JOINT BASE ELMENDORF-RICHARDSON, AK, UNITED STATES
JOINT BASE ELMENDORF-RICHARDSON, Alaska - Members of the 103rd Civil Support Team, Weapons of Mass Destruction, Alaska National Guard, along with Guardsmen from Idaho, Montana, Utah and Washington, took part in a training proficiency evaluation exercise here, Feb. 17-20, and passed with flying colors.
The exercise was designed to evaluate and grade the 103rd CST WMD for their ability to respond to chemical, biological, radiological and nuclear threats. Four months before the exercise, the 103rd CST WMD was rated as being trained in less than 20 percent of their skillsets.
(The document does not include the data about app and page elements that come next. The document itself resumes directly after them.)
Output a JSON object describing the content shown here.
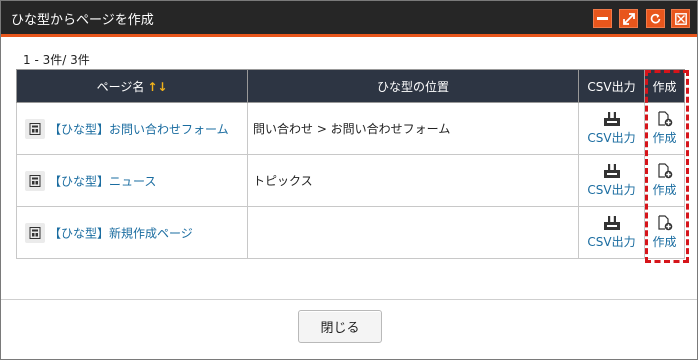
{
  "window": {
    "title": "ひな型からページを作成"
  },
  "list": {
    "count_text": "1 - 3件/ 3件",
    "headers": {
      "page_name": "ページ名",
      "template_location": "ひな型の位置",
      "csv_output": "CSV出力",
      "create": "作成"
    },
    "rows": [
      {
        "page_name": "【ひな型】お問い合わせフォーム",
        "location": "問い合わせ > お問い合わせフォーム",
        "csv_label": "CSV出力",
        "create_label": "作成"
      },
      {
        "page_name": "【ひな型】ニュース",
        "location": "トピックス",
        "csv_label": "CSV出力",
        "create_label": "作成"
      },
      {
        "page_name": "【ひな型】新規作成ページ",
        "location": "",
        "csv_label": "CSV出力",
        "create_label": "作成"
      }
    ]
  },
  "footer": {
    "close_label": "閉じる"
  },
  "colors": {
    "title_bar": "#262626",
    "accent": "#e8561c",
    "header_bg": "#2d3543",
    "link": "#1a6ca0",
    "sort_arrows": "#f2b21a",
    "highlight": "#d6141a"
  }
}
“We assessed ourselves as being trained in only two of 12 areas last October just because of the amount of personnel turnover we had,” said Lt. Col. Wayne Don, commander of the 103rd CST WMD. “So we had a very aggressive train up period to get us to overcome some of the personnel challenges and some of the experience gaps we had throughout the teams.”
The exercise took place in a fictional city named Baumeister, located at the Baumeister Military Operations on Urban Terrain site, which is a mock-up of a small town for service members to train for urban operation scenarios. There, various clandestine labs were constructed to set the stage for the 103rd CST WMD to respond to.
Inside the labs, real but safe levels of hazardous materials were put in place, just enough to trigger the alarms on the unit’s detection devices.
“One of the challenges we had was the weather,” said Staff Sgt. Michael Buck, survey member with the 103rd CST WMD. “We had a lot of snow dump on us the first night, and then going back the second day, we had to deal with a lot of the snow while going into the laboratories, moving our equipment around in confined spaces, and moving around in level-A suits.”
Suited up in their protective suits, teams from the 103rd CST WMD moved into the snow-covered city after they were given the green light from a notional security element. With each team, a grader followed along, noting the steps of their performance.
“The challenge is the response to the evaluation,” said Don. “There are time standards that we have to meet. We have an alert procedure that requires us to have 100 percent accountability of all of our personnel once we’ve been notified within an hour. At 90 minutes, our advanced element has to respond and be leaving once we’ve been given the notification, and then our main body has to respond and be leaving within three hours.”
During the fictional scenario, one Guardsman was exposed to a hazardous agent and fell ill. According to procedures, his fellow unit members evacuated him from the site to receive medical attention and to assess what had caused the reaction.
After a 90-minute wait period had passed, the Guardsmen grabbed their equipment and moved back into the city. There, they went from building to building and located the labs, collected evidence, and brought the samples back to their mobile lab.
“We performed a site characterization of the laboratories with a request that we perform sampling missions to gather any of those materials so that scientific agencies can analyze them and determine what we’re dealing with,” Buck explained.
After the exercise finished, the team gathered in a room and conducted an after-action-review of their evaluation. There, the graders reviewed with the teams their performance and whether or not they rated as being trained and ready to perform their real-world missions.
“Our team did great,” said Buck. “We were able to go in with the mission goals and achieve that goal according to our processes, checklists and guidelines and meet the needs of the incident commander. As a citizen soldier in the Alaska National Guard, we do provide that capability to the protection for or the identification of clandestine labs so that the population can be safe if the need should ever arise.”
The training between the two evaluations paid off. The graders rated the unit with a 100-percent pass rate in all of their functional areas, a vast improvement over the previous evaluation four months before.
“It was a pretty significant achievement to get certified as trained in 12 of 12 functional areas after the amount of turnover we had and with experience issues,” said Don. “What this means for us is that we’re certified to respond within the state and also participate in the national response cycle in the country. For us, more than anything else, it gives us a baseline to determine what we need to do to maintain our training proficiency throughout the year.”
This evaluation, according to Don, certifies the unit to respond to state and national level incidents until their next recertification in 18 months.
||JOINT BASE ELMENDORF-RICHARDSON, AK, US
This work, 103rd Civil Support Team aces proficiency evaluation, by SSgt Edward Eagerton, identified by DVIDS, is free of known copyright restrictions under U.S. copyright law.